Both handheld consoles have a different audience, and the NGP seems to be aiming for people who wish they could play their PS3 games on the go; it will incorporate technology that can almost match the graphics of the portable’s home console sibling, recreating experiences of franchise favorites such as Uncharted and Killzone without sacrificing the high quality visuals that complete the package.
But while most gamers interested in the PS3/PSP’s brand of action/adventure games and RPGs will probably not be motivated to buy the NGP based on its touch screen capabilities alone, its strength will be in its launch line-up. Nintendo has already botched their release by announcing a mediocre list of games that have already appeared on other consoles, leaving only nintendogs + cats, Pilotwings Resort, and Super Street Fighter IV 3D Edition as their must-buy release day games. Their marketing campaign that showed all the highly anticipated N64 3D remakes won’t come to fruition this March, and Kid Icarus: Uprising won’t be available to drive sales either. But if the NGP can launch this holiday season with some truly fantastic games it may stand a chance regardless of Nintendo’s head start. However, in order to achieve this (because the 3DS will no doubt save their major releases for the holidays), Sony will have to launch the NGP with iterations of Uncharted, Call of Duty, Killzone, Resistance, or the upcoming Metal Gear Solid game. Consumers will need the draw of established PS3 franchises that they had always wished they could play on the go without sacrificing crisp visuals, and with epic games like that at a holiday launch Sony will ensure the big numbers their release needs.

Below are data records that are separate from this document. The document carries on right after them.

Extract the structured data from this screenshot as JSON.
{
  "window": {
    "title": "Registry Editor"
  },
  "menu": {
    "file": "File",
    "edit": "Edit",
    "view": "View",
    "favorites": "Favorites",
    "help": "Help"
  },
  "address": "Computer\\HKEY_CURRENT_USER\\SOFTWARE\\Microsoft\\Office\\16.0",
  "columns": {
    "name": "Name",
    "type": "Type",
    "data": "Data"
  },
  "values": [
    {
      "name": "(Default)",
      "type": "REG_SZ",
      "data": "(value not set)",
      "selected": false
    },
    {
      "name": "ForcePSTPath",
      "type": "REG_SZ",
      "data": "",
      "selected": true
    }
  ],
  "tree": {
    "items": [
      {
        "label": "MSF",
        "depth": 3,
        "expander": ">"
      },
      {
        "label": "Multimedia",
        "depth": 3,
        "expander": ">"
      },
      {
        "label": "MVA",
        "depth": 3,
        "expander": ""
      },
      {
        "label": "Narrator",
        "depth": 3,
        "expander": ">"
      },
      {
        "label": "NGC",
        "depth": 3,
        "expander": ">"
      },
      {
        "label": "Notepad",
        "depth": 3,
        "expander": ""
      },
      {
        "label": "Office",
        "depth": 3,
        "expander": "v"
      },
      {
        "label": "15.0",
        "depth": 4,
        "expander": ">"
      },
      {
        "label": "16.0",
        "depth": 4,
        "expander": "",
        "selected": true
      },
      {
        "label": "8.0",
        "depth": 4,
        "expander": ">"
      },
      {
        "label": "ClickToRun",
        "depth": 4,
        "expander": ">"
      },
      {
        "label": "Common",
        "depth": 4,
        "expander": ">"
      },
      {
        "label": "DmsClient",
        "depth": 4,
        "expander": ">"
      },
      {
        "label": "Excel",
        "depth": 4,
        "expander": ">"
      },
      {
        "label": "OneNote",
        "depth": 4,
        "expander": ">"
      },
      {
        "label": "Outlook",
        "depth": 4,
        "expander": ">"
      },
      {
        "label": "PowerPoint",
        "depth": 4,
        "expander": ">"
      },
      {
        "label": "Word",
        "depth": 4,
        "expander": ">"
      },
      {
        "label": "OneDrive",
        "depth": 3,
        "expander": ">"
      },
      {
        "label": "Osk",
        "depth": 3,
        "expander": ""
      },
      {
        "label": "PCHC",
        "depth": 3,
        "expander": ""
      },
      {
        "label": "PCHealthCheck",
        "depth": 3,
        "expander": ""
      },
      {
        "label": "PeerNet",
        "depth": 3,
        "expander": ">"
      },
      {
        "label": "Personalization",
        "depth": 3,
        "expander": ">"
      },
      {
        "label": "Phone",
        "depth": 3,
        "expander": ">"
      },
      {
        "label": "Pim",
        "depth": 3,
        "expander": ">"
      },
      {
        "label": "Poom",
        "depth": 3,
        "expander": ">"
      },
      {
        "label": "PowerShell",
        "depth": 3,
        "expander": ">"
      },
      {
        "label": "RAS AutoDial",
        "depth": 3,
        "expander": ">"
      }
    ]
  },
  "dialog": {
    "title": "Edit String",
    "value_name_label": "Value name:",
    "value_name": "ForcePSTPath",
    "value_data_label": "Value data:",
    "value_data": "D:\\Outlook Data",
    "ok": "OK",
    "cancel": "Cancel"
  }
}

The price will be the biggest hurdle, though. With the 3DS launching at $299 for glasses-free 3D technology, the question is whether the NGP will be competitively priced. The worrisome detail of having not mentioned the cost of the unit at Sony’s launch event has given way to a range of speculation. GameStop had originally set a placeholder price of $999, but they recently began taking pre-orders on the system under the total price of $299. Of course, they could always up the price if the official announcement is higher, but retailers have been known to have pricing and release date information before the public. I have my doubts about Sony pricing the NGP that low, however. It seems a bit too risky for the graphics technology it would run coupled with the back touch surface, but perhaps Sony can now make that kind of technology inexpensively? Or maybe they’re willing to take the loss now in exchange for an early large home installation. After all, they have plenty of first party franchises to sell and can make money back through their software. I’d be surprised to see a final price tag below $400 though.